Parity is a financial term that has a variety of uses, but generally describes situations where two or more objects or individuals are considered equal in some way. Underlying this concept of parity is the idea that one or more different objects are equal or relatable in one or more ways.

Parity and Convertible Bonds

Convertible bonds offer the opportunity to convert the bond into a fixed number of equity shares. This opportunity gives the bond holder the option of transforming their interest generating debt instrument into a dividend generating equity instrument. The price for the bond’s shares is then the price of the bond divided by the number of shares awarded upon conversion.

For example, if the price of the bond is \$1,000 and it can be converted into 50 shares, then then price of the bond’s awarded shares is \$20 (\$1,000 / 50 shares).

Parity and Commodities

Prices are used in commodity production by governments looking to subsidize producers, usually in agriculture. The price of a given commodity is the price of production to the producer to produce one unit of that commodity, generally in terms of labor, equipment and interest on associated loans. Prices for commodities are generally averaged over some time period, usually 5 or 10 years.

For example, if the total cost to produce a bushel of grain this year was \$5 and last year was \$7, then a bushel of grain could be considered to have a parity price of \$6.

If the market price for a commodity is below the parity price, then a government may consider providing a subsidy to the producer of the commodity.

Stock Options

The parity price for stock options occurs when the price of the options is equal to the profit from exercising the option.

For example, a call option for company A at \$50 gives the holder of the option the right to buy 1 share of company A at \$50. If the market price of the shares is \$60, then the parity price for the options would be \$10 (\$60 – \$50).

Participant Parity

Parity is used in many market situations to place limits on the actions of participants to make them equal in one or more respects. For example, a bond auction may limit the volume that any one participant may purchase to ensure that participants with a greater capacity to spend do not influence the auction price more than other participants.

Risk Parity

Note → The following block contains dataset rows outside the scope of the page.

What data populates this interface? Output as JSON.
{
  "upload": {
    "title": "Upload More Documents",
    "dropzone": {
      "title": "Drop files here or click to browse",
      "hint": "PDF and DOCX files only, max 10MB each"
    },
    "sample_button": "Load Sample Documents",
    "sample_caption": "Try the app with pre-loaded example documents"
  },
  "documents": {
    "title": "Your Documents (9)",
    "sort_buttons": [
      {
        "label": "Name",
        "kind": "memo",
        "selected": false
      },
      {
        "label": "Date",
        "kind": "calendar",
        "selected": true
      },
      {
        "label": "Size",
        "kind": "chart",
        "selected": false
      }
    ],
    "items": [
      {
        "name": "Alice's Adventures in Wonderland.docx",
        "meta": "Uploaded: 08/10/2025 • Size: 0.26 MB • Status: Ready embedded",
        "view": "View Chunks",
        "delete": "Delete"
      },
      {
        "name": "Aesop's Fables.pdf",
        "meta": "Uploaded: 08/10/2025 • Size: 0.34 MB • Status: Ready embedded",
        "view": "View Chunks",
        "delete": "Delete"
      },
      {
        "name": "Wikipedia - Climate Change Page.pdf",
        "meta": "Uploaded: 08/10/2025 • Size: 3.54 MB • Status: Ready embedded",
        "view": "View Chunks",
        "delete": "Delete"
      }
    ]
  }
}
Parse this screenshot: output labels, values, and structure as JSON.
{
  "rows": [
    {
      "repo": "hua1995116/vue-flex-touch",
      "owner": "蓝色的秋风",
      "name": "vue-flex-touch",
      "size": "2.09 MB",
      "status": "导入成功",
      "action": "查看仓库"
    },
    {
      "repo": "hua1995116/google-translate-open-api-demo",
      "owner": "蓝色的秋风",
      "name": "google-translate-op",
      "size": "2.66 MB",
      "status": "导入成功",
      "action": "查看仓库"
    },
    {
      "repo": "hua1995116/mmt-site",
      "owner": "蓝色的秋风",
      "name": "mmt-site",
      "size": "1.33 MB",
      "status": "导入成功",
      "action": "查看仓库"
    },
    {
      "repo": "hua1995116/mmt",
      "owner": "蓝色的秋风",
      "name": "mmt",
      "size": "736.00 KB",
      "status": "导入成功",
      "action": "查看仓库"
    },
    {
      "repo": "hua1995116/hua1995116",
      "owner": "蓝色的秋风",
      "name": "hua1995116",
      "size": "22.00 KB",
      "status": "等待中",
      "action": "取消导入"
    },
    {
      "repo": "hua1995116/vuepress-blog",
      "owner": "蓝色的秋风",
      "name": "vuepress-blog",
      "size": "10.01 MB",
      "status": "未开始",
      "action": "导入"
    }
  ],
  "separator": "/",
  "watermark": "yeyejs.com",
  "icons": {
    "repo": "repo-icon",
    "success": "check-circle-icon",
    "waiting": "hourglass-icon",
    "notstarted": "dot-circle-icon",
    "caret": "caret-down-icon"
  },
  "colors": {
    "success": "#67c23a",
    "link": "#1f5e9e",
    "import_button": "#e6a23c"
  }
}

Risk parity is a portfolio management theory that alters the make-up of the various asset classes in a portfolio (equity, bonds, commodities, cash) in an effort to maintain a steady rate of risk. As market circumstances change, the relative risk between certain asset classes will also change, so the portfolio manager will adjust the ratio of the asset classes within the portfolio to maintain a steady rate of risk given the new market circumstances.